JavaScript validation issue with international characters

We use the excellent validator plugin for jQuery here on Stack Overflow to do client-side validation of input before it is submitted to the server.

It generally works well, however, this one has us scratching our heads.

The following validator method is used on the ask/answer form for the user name field (note that you must be logged out to see this field on the live site; it's on every /question page and the /ask page)

  function(value, element) {
  return this.optional(element) || 
  /^[\w\-\s\dÀÈÌÒÙàèìòùÁÉÍÓÚÝáéíóúýÂÊÎÔÛâêîôûÃÑÕãñõÄËÏÖÜäëïöüçÇßØøÅåÆæÞþÐð]+$/.test(value); },
  "Can only contain A-Z, 0-9, spaces, and hyphens.");  

Now this regex looks weird but it's pretty simple:

  • match the beginning of the string (^)
  • match any of these..
    • word character (\w)
    • dash (-)
    • space (\s)
    • digit (\d)
    • crazy moon language characters (àèìòù etc)
  • now match the end of the string ($)

Yes, we ran into the Internationalized Regular Expressions problem. JavaScript's definition of "word character" does not include international characters.. at all.
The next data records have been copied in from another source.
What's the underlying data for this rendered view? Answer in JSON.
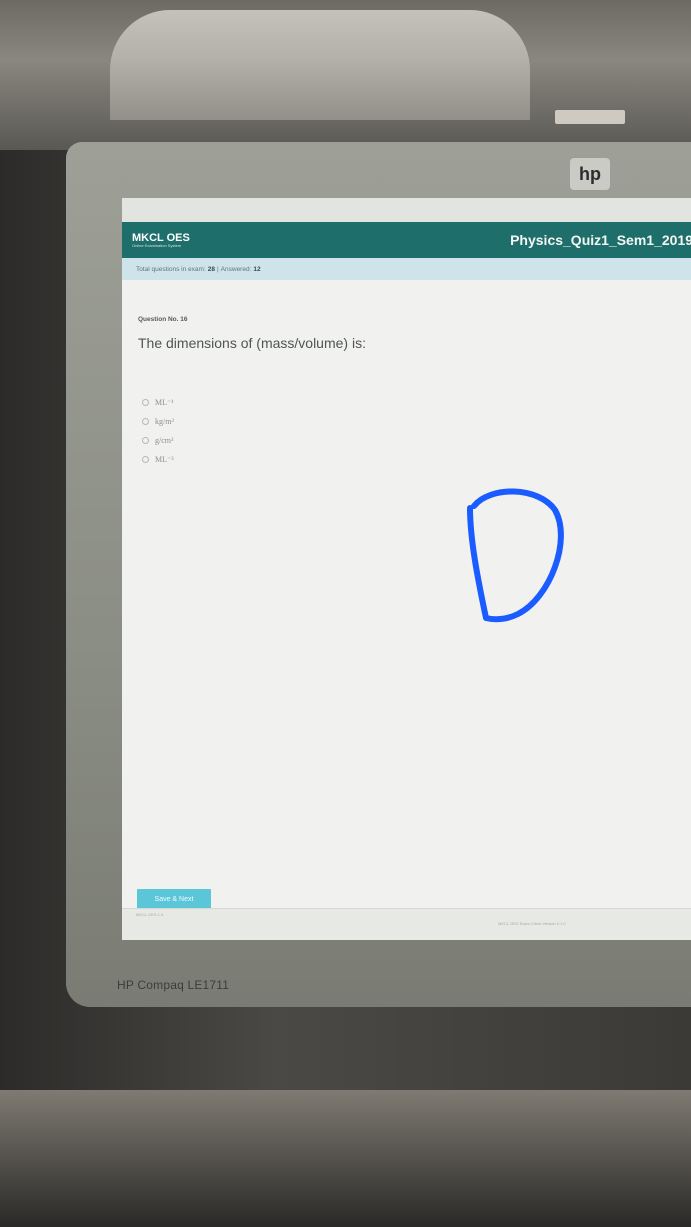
{
  "monitor": {
    "brand_label": "HP Compaq LE1711",
    "logo_glyph": "hp"
  },
  "app": {
    "logo_text": "MKCL OES",
    "logo_subtext": "Online Examination System",
    "quiz_title": "Physics_Quiz1_Sem1_2019",
    "status": {
      "total_label": "Total questions in exam:",
      "total_value": "28",
      "separator": "|",
      "answered_label": "Answered:",
      "answered_value": "12"
    },
    "question": {
      "number_label": "Question No. 16",
      "text": "The dimensions of (mass/volume) is:",
      "options": [
        "ML⁻¹",
        "kg/m³",
        "g/cm³",
        "ML⁻³"
      ]
    },
    "save_button_label": "Save & Next",
    "footer_left": "MKCL OES 1.0",
    "footer_right": "MKCL OES Exam Client Version 2.1.0"
  },
  "annotation": {
    "handwritten_letter": "D",
    "color": "#1a5cff"
  }
}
Here's the weird part: even though we've gone to the trouble of manually adding tons of the valid international characters to the regex, it doesn't work. You cannot enter these international characters in the input box for user name without getting the..

Can only contain A-Z, 0-9, spaces, and hyphens

.. validation return!

Obviously the validation is working for the other parts of the regex.. so.. what gives?

The other strange part is that this validation works in the browser's JavaScript console but not when executed as a part of our standard *.js includes.

/^[\w-\sÀÈÌÒÙàèìòùÁÉÍÓÚÝáéíóúýÂÊÎÔÛâêîôûÃÑÕãñõÄËÏÖÜäëïöüçÇßØøÅåÆæÞþÐð]+$/ .test('ÓBill de hÓra') === true

We've run into some really bizarre international character issues in JavaScript code before, resulting in some very, very nasty hacks. We'd like to understand what's going on here and why. Please enlighten us!


  • I think the email and url validation methods are a good reference here, eg. the email method:

    email: function(value, element) {
        return this.optional(element) || /^((([a-z]|\d|[!#\$%&'\*\+\-\/=\?\^_`{\|}~]|[\u00A0-\uD7FF\uF900-\uFDCF\uFDF0-\uFFEF])+(\.([a-z]|\d|[!#\$%&'\*\+\-\/=\?\^_`{\|}~]|[\u00A0-\uD7FF\uF900-\uFDCF\uFDF0-\uFFEF])+)*)|((\x22)((((\x20|\x09)*(\x0d\x0a))?(\x20|\x09)+)?(([\x01-\x08\x0b\x0c\x0e-\x1f\x7f]|\x21|[\x23-\x5b]|[\x5d-\x7e]|[\u00A0-\uD7FF\uF900-\uFDCF\uFDF0-\uFFEF])|(\\([\x01-\x09\x0b\x0c\x0d-\x7f]|[\u00A0-\uD7FF\uF900-\uFDCF\uFDF0-\uFFEF]))))*(((\x20|\x09)*(\x0d\x0a))?(\x20|\x09)+)?(\x22)))@((([a-z]|\d|[\u00A0-\uD7FF\uF900-\uFDCF\uFDF0-\uFFEF])|(([a-z]|\d|[\u00A0-\uD7FF\uF900-\uFDCF\uFDF0-\uFFEF])([a-z]|\d|-|\.|_|~|[\u00A0-\uD7FF\uF900-\uFDCF\uFDF0-\uFFEF])*([a-z]|\d|[\u00A0-\uD7FF\uF900-\uFDCF\uFDF0-\uFFEF])))\.)+(([a-z]|[\u00A0-\uD7FF\uF900-\uFDCF\uFDF0-\uFFEF])|(([a-z]|[\u00A0-\uD7FF\uF900-\uFDCF\uFDF0-\uFFEF])([a-z]|\d|-|\.|_|~|[\u00A0-\uD7FF\uF900-\uFDCF\uFDF0-\uFFEF])*([a-z]|[\u00A0-\uD7FF\uF900-\uFDCF\uFDF0-\uFFEF])))\.?$/i.test(value);

    The script to compile that regex.

    In other words, replacing your arbitrary list of "crazy moon" characters with this could help:


    Basically this avoids the character encoding issues you have elsewhere by replacing the needs-encoding characters with more general definitions. While not necessarily more readable, so far it's shorter than your full list.